▸ **AIM OF THE TASK**
What lines below contain the word "this"? Please pull each one out.
═════ SOURCE DATA
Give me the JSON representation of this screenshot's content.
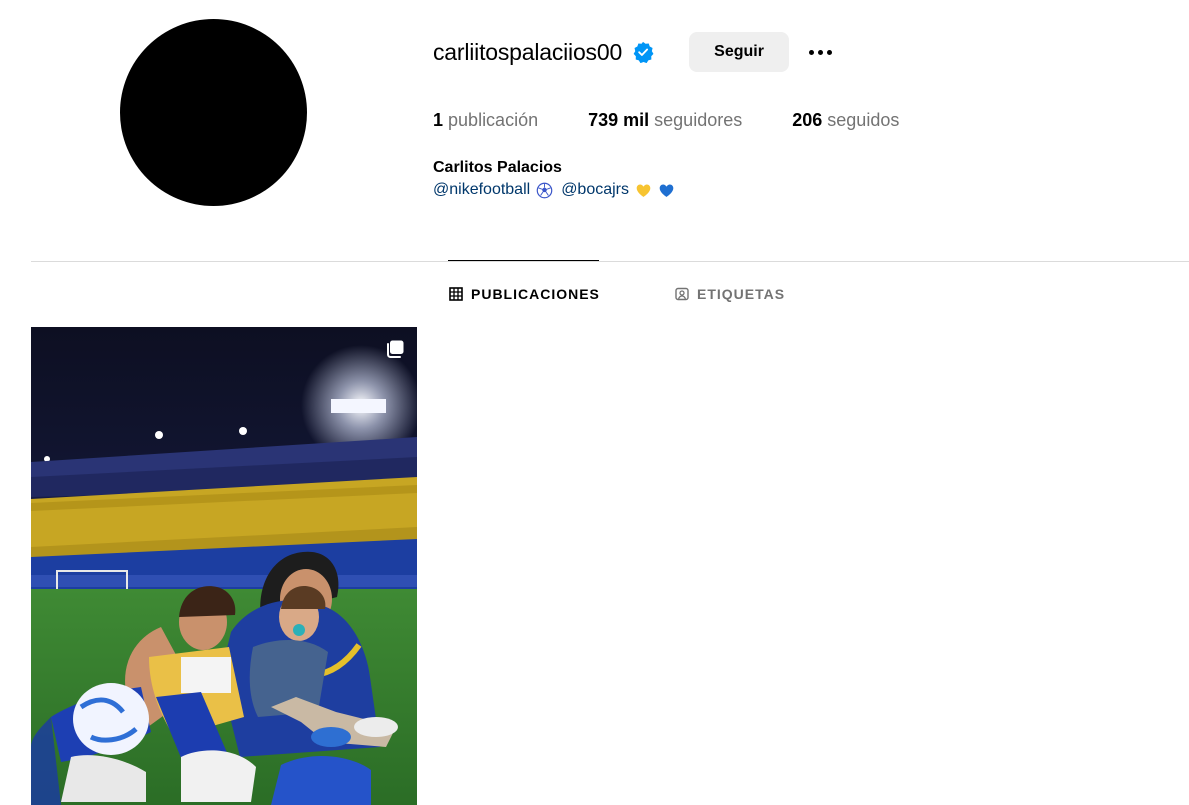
{
  "profile": {
    "username": "carliitospalaciios00",
    "verified": true,
    "follow_label": "Seguir",
    "more_icon": "more-horizontal-icon",
    "full_name": "Carlitos Palacios",
    "bio_mention_1": "@nikefootball",
    "bio_emoji_1": "soccer-ball-icon",
    "bio_mention_2": "@bocajrs",
    "bio_emoji_2": "yellow-heart-icon",
    "bio_emoji_3": "blue-heart-icon"
  },
  "stats": {
    "posts_num": "1",
    "posts_label": "publicación",
    "followers_num": "739 mil",
    "followers_label": "seguidores",
    "following_num": "206",
    "following_label": "seguidos"
  },
  "tabs": [
    {
      "label": "PUBLICACIONES",
      "icon": "grid-icon",
      "active": true
    },
    {
      "label": "ETIQUETAS",
      "icon": "tagged-icon",
      "active": false
    }
  ],
  "posts": [
    {
      "type": "carousel",
      "icon": "carousel-icon"
    }
  ],
  "colors": {
    "verified": "#0095f6",
    "link": "#00376b",
    "button_bg": "#efefef",
    "muted": "#737373",
    "divider": "#dbdbdb"
  }
}
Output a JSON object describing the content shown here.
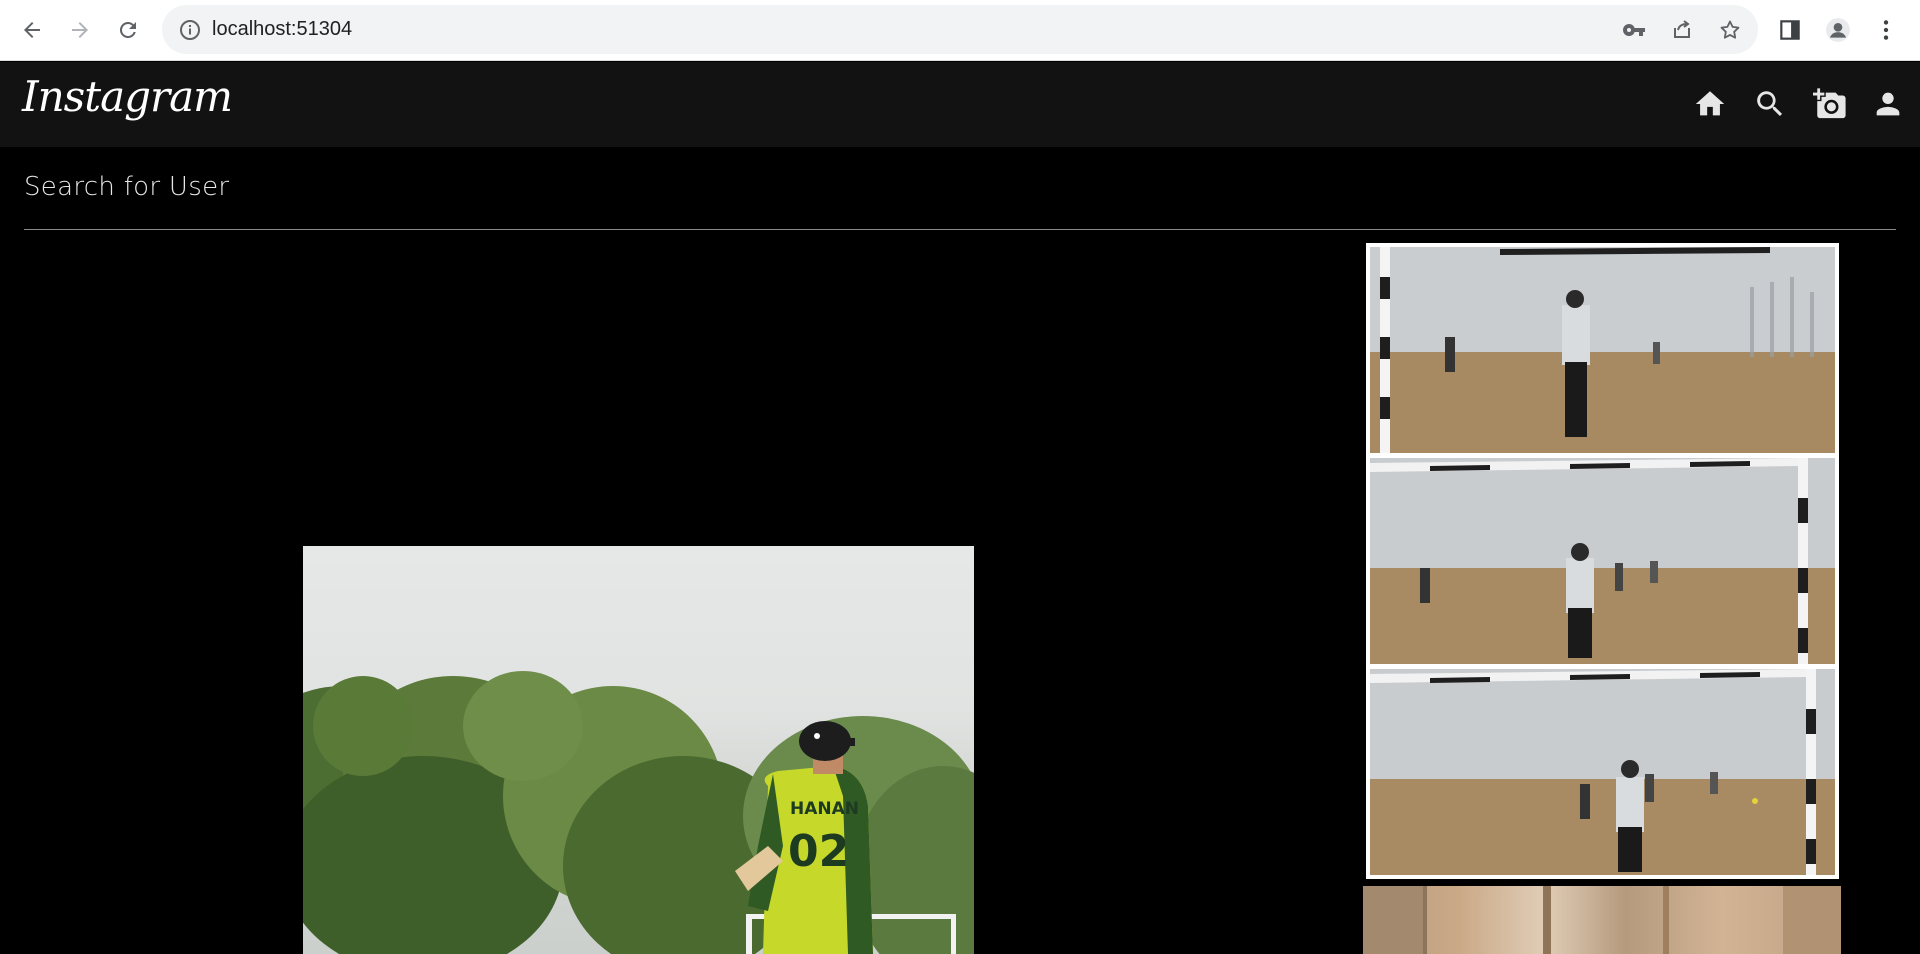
{
  "browser": {
    "url": "localhost:51304",
    "icons": {
      "back": "back-arrow-icon",
      "forward": "forward-arrow-icon",
      "reload": "reload-icon",
      "site_info": "info-icon",
      "password": "key-icon",
      "share": "share-icon",
      "bookmark": "star-icon",
      "side_panel": "side-panel-icon",
      "profile": "profile-icon",
      "menu": "kebab-menu-icon"
    }
  },
  "header": {
    "logo": "Instagram",
    "nav_icons": [
      "home-icon",
      "search-icon",
      "add-photo-icon",
      "account-icon"
    ]
  },
  "search": {
    "label": "Search for User"
  },
  "main_post": {
    "jersey_name": "HANAN",
    "jersey_number": "02"
  },
  "side_posts": {
    "count_visible": 4
  },
  "colors": {
    "page_background": "#000000",
    "header_background": "#121212",
    "browser_toolbar": "#ffffff",
    "omnibox": "#f1f3f4",
    "jersey": "#c6d92a"
  }
}
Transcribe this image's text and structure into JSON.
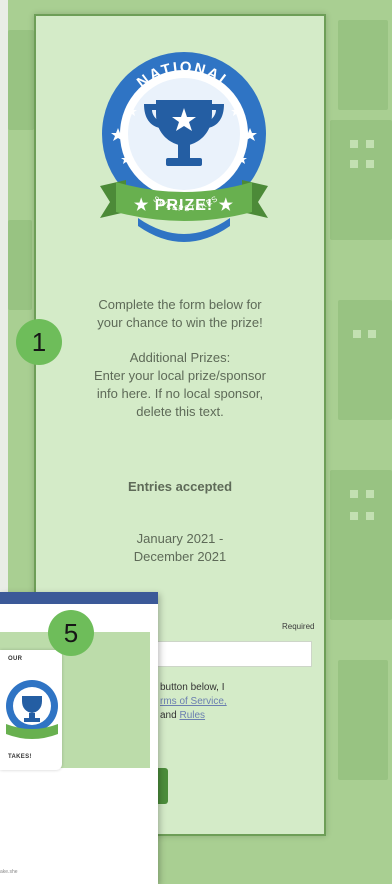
{
  "emblem": {
    "arc_top": "NATIONAL",
    "ribbon": "★ PRIZE! ★",
    "arc_bottom": "SWEEPSTAKES",
    "colors": {
      "ring": "#2f74c4",
      "ring_dark": "#245ea3",
      "ribbon": "#68b04f",
      "ribbon_dark": "#4c8a38",
      "white": "#ffffff"
    },
    "icons": [
      "trophy-icon",
      "star-icon"
    ]
  },
  "content": {
    "intro_line1": "Complete the form below for",
    "intro_line2": "your chance to win the prize!",
    "additional_title": "Additional Prizes:",
    "additional_line1": "Enter your local prize/sponsor",
    "additional_line2": "info here. If no local sponsor,",
    "additional_line3": "delete this text.",
    "entries_label": "Entries accepted",
    "dates_line1": "January 2021 -",
    "dates_line2": "December 2021"
  },
  "form": {
    "required_label": "Required",
    "consent_line1": "button below, I",
    "consent_link1": "rms of Service,",
    "consent_and": "and",
    "consent_link2": "Rules"
  },
  "badges": {
    "one": "1",
    "five": "5"
  },
  "preview": {
    "card_top_label": "OUR",
    "card_bottom_label": "TAKES!",
    "footer_text": "ake.she"
  },
  "colors": {
    "backdrop": "#a9cf92",
    "panel": "#d4ebc8",
    "badge": "#6ebd5a",
    "facebook_bar": "#3b5998",
    "button": "#4c8d3b"
  }
}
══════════
▸ **RESULT BELOW**
Give me the JSON representation of this screenshot's content.
Transcribe this image's text and structure into JSON.
    "additional_line3": "delete this text.",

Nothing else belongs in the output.